(Update: Axios has a post explaining why the cross-posted tweets disappeared. Essentially, Twitter deleted its app from Facebook after Facebook stopped allowing cross-posts earlier this month, since without that feature it was basically useless. This unexpectedly caused old posts to disappear. TechCrunch also heard from a source with understanding of the situation that the deletion of the app took Facebook by surprise, as well as the fact that Twitter didn’t immediately tell them to restore the content.)
Facebook users are complaining the company has removed the cross-posted tweets they had published to their profiles as Facebook updates. The posts’ removal took place following the recent API change that prevented Twitter users from continuing to automatically publish their tweets to Facebook. According to the affected parties, both the Facebook posts themselves, as well as the conversation around those posts that had taken place directly on Facebook, are now gone. Reached for comment, Facebook says it’s aware of the issue and is looking into it.
TechCrunch was alerted to the problem by a reader, Lawrence Miller, who couldn’t find any information about the issue in Facebook’s Help Center. We’ve since confirmed the issue ourselves with several affected parties and confirmed it with Facebook.
Given the real-time nature of social media — and how difficult it is to pull up old posts — it’s possible that many of the impacted Facebook users have yet to realize their old posts have been removed.
In fact, we only found a handful of public complaints about the deletions, so far.
Above: selected complaints from Twitter about the data loss
Above: a comment on TechCrunch following our post on the API changes
Some of those who were impacted were very light Facebook users and had heavily relied on the cross-posting to keep their Facebook accounts active. As a result of the mass removals, their Facebook profiles are now fairly empty.
TechCrunch editor Matthew Panzarino is one of those here who was impacted. He points out that the ability to share tweets to Facebook was a useful way to reach people who weren’t on Twitter in order to continue a discussion with a different audience.
“I’ve had tweet cross-posting turned on for years, from the early days of it even existing. This just removed thousands of posts from my Facebook silently, with no warning,” Matthew told me. “Even though the posts didn’t originate on Facebook, I often had ongoing conversations about the posts once my Facebook friends (and audience) saw them. Many of them would never see them on Twitter either because they don’t follow me or they don’t use it,” he said.
“It’s wild to have all of that context just vanish,” he added.
As you may recall, Facebook earlier this month made a change to its API platform to prevent third-party apps from publishing posts to Facebook as the logged-in user. The change was a part of Facebook’s larger overhaul and lockdown of its API platform in the wake of the Cambridge Analytica scandal, where as many as 87 million Facebook users had their data improperly harvested and shared.
Since then, Facebook has been trying to plug up the holes in its platform to prevent further data misuse. One of the changes it made was to stop third-parties from being able to post to Facebook as the logged-in user.

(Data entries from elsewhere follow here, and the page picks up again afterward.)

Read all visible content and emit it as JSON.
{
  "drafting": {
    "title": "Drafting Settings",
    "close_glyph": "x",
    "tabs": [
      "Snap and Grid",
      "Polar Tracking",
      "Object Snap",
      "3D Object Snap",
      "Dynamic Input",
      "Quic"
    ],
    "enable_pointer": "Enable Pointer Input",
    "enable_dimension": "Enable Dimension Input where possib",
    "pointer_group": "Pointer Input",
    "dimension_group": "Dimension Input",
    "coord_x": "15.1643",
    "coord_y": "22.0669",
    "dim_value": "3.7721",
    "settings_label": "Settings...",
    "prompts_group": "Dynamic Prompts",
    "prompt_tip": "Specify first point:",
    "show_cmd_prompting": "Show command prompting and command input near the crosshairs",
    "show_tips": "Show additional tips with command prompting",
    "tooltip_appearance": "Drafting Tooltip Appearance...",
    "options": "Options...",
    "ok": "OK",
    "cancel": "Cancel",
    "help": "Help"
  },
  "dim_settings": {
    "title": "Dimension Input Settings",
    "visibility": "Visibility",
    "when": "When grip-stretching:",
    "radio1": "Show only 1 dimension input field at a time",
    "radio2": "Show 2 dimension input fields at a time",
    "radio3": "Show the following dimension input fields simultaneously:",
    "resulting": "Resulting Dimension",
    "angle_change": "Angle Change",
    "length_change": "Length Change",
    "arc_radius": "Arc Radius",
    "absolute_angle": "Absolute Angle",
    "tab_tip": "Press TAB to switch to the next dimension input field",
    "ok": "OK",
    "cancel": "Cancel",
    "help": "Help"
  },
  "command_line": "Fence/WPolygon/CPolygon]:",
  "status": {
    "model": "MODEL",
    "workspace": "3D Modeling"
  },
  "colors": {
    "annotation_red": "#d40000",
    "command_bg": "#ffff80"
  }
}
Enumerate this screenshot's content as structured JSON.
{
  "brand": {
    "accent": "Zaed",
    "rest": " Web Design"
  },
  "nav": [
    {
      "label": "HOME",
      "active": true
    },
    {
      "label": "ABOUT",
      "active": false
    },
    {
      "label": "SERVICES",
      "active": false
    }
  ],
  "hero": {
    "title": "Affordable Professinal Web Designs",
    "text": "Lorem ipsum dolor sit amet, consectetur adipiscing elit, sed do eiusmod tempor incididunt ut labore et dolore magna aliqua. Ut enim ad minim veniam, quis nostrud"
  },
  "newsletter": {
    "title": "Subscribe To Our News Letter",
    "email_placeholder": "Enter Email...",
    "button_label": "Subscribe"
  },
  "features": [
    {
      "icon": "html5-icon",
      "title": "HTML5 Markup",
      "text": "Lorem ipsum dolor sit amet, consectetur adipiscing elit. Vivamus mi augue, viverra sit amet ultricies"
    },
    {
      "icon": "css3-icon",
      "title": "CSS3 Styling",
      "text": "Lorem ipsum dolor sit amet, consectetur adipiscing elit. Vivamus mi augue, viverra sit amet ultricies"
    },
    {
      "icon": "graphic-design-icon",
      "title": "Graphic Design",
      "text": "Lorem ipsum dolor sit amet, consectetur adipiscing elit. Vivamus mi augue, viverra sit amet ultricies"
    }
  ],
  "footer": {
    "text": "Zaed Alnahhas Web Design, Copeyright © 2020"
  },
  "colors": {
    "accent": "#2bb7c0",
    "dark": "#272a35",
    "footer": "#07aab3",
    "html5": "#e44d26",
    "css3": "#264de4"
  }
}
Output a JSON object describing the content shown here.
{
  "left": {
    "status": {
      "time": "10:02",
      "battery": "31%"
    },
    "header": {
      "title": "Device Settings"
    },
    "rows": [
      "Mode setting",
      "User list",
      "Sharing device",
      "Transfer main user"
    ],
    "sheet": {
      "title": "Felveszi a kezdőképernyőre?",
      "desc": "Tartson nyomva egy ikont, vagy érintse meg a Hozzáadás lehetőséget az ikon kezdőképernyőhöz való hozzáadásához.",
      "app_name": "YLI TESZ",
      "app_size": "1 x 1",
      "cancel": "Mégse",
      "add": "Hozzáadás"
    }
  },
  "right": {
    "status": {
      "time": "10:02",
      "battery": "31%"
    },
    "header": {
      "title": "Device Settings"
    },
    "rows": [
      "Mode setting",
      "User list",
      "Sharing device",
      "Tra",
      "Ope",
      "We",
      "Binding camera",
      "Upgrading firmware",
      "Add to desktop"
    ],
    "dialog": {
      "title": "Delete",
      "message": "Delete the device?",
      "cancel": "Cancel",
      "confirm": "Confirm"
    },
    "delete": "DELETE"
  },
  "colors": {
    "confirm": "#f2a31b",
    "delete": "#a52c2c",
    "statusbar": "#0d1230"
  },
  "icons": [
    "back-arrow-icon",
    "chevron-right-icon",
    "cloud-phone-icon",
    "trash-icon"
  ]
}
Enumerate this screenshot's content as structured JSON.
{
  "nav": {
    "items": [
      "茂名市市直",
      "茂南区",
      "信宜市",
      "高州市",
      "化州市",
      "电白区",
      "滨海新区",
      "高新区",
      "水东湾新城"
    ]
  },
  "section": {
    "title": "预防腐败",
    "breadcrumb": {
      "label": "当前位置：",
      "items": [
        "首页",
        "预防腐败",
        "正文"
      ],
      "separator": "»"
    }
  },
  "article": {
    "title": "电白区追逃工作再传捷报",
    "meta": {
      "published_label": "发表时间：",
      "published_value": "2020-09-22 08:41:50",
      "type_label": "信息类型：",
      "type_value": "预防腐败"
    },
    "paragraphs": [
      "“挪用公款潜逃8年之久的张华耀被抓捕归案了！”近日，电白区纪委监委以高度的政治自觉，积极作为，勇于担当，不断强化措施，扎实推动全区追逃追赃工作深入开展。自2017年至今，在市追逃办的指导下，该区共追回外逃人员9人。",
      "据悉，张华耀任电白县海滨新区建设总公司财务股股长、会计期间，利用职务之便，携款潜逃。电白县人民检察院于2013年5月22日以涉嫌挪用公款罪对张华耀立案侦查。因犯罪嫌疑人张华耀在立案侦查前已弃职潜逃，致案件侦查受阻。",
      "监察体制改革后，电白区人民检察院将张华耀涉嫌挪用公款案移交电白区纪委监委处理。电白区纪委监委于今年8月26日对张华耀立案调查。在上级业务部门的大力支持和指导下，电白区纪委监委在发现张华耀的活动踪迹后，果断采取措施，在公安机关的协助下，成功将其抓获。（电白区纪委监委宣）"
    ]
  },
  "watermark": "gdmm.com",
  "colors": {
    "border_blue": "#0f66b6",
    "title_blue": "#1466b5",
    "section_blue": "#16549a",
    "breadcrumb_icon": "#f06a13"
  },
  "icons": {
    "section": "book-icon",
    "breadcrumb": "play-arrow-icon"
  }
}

For existing apps, like Twitter, that permission was revoked on August 1, 2018.
Above: Twitter’s cross-posting feature, on the day it was disabled by the Facebook API change
Before the API changes, Twitter users were able to visit the “Apps” section from Twitter on the web, then authenticate with Facebook to have their tweets cross-posted to Facebook’s social network. Once enabled, the tweets would appear on the user’s page as a Facebook post they had published, and their friends could then like and comment on the post as any other.
In theory, the API changes should only have prevented Twitter users from continuing to cross-post their tweets to Facebook automatically. It shouldn’t have also deleted the existing posts from Facebook users’ profiles and business users’ Facebook Pages.
This is a breach of trust from a company that’s in the process of trying to repair a broken trust with its users across a number of fronts, including data misuse. Regardless of whatever new policy is in effect around apps and how they can post to Facebook, no one would have ever expected that Facebook would actually remove their old posts without warning.
We’re hoping that the problem is a bug that Facebook can resolve, and not something that will result in permanent data loss.
Facebook tells us while it doesn’t have further information about the problem at this time, it should have more to share tonight or tomorrow about what’s being done.